The winner of the adidas Golden Ball during Brazil’s charge to a fourth title at the 1994 FIFA World Cup USA™, Romario de Souza Faria knows all about the pressure of representing A Seleção at the competition. And as he also knows, that pressure will be greater than ever when his country plays host to the rest of the footballing world in four years' time.
Romario’s contribution to the tournament’s history made him an obvious choice as one of the guests at the unveiling of the Official Emblem of Brazil 2014 in Johannesburg. Taking the opportunity for an exclusive audience with the legendary goal-getter, FIFA.com asked him about his expectations for the big event on home soil and for Sunday’s Final between two nations he forged close ties with during the course of his club career.
FIFA.com: Romario, you know exactly what the FIFA World Cup means to the people of Brazil under normal circumstances. What can we expect then when the country hosts the event for the second time?
Romario: There’s huge expectation in Brazil, I can tell you that. As millions of people around the world know very well, Brazil is famous for its football, beaches, pretty women and samba. But with the 2014 World Cup coming up our responsibility is to show that there’s more to Brazil than those things, that it’s also a country that can get the job done. I can tell you that in the run-up to 2014 the country will be tackling issues affecting many other parts of the world, like crime and public safety, and we’ll be seeing incidence rates drop. There’s real hope that the country will change for the better in every way, in social and economic terms etc. I’m telling you, the world will see a different Brazil from 2014 onwards.
You experienced a lot of pressure at USA 1994, a tournament Brazil went into without having won the FIFA World Cup for 24 years. How much pressure will be on the side to win at home after two successive quarter-final eliminations?
It’s very simple: winning the title’s an absolute necessity for A Seleção in 2014, and the only pressure that will be on the players is the pressure to win. It can’t be any other way. The president of the country and Ricardo Teixeira, the President of the CBF (Brazilian Football Federation), have already said 2014 is the biggest thing there is, bigger than anything we’ve had since 1950. The responsibility is huge for the players and the coaching staff because the World Cup is coming back to Brazil after 64 years. We have to use our skill and be the champions.
Are you an admirer of the new generation of players, who should reach their peak at 2014?
No question, we’ve got a great bunch of kids. By the time 2014 comes around this generation will be an average age of between 24 and 26 and that’s important. But even more important is having a group of top-class players who can really make the difference.
Let’s turn to South Africa 2010 now. Do you think the Netherlands and Spain deserve to be in the Final?
With everything the two teams offer in terms of technical ability, they definitely deserve to be there.
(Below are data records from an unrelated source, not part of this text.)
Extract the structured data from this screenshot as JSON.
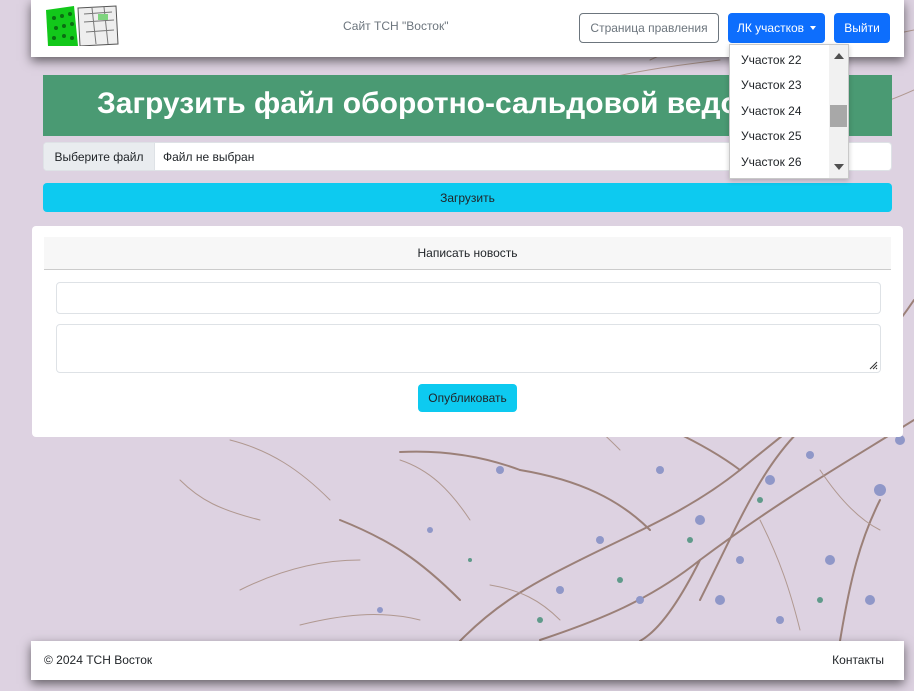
{
  "header": {
    "site_title": "Сайт ТСН \"Восток\"",
    "board_page_label": "Страница правления",
    "lk_label": "ЛК участков",
    "logout_label": "Выйти"
  },
  "upload": {
    "title": "Загрузить файл оборотно-сальдовой ведомости",
    "file_button_label": "Выберите файл",
    "file_status": "Файл не выбран",
    "submit_label": "Загрузить"
  },
  "news": {
    "header": "Написать новость",
    "title_value": "",
    "text_value": "",
    "publish_label": "Опубликовать"
  },
  "dropdown": {
    "items": [
      {
        "label": "Участок 22"
      },
      {
        "label": "Участок 23"
      },
      {
        "label": "Участок 24"
      },
      {
        "label": "Участок 25"
      },
      {
        "label": "Участок 26"
      }
    ],
    "scroll_position": 0.45
  },
  "footer": {
    "copyright": "© 2024 ТСН Восток",
    "contacts_label": "Контакты"
  },
  "colors": {
    "primary": "#0d6efd",
    "info": "#0dcaf0",
    "title_band": "#4a9a73",
    "background": "#ddd2e1"
  },
  "icons": [
    "logo-image",
    "caret-down-icon",
    "scroll-up-icon",
    "scroll-down-icon",
    "resize-handle-icon"
  ]
}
That’s the conclusion you reach when you look at their recent history too. When the World Cup started I said, as did several other people, that the Netherlands and Spain were two sides to really watch out for. And look what’s happened. The Dutch knocked us out and Spain, who are one of the big candidates, did the same to Germany. It’s got all the makings of the best game of the World Cup.
You played in both countries and you know all about the frustration both have experienced in the FIFA World Cup. Do you think they have finally overcome a barrier now?
I don’t think the Netherlands have because they’ve already reached this stage twice. Make no mistake, to overcome that barrier they need to win the Final. As for Spain, they’ve never got past the quarter-finals and they’ve got a very talented generation of players that’s made the most of this opportunity. Neither side will want to pass up this great chance they have of making history and that’s why I’m convinced it’s going to be a great game.
Whose side will you be on?
Listen, I had the chance to play in both countries. I spent five and a half years in the Netherlands (playing for PSV) and a year and a half with Barcelona, followed by a spell at Valencia. My heart will be divided although the most important thing is that, with two teams like these, football will be the winner. I won’t be cheering either side on although Spain are technically the better team to watch. They play the ball around more, and their style has been drummed into them by the coaches that came along after the [Johan] Cruyff generation. It’s funny to think that a Dutchman introduced this possession-based style to Spanish football. As for the Netherlands, they’ve got some skilful players too, but they all help each other out and are extremely disciplined in tactical terms. So the only thing I can say with any certainty is that it’s going to be a duel between two great footballing schools.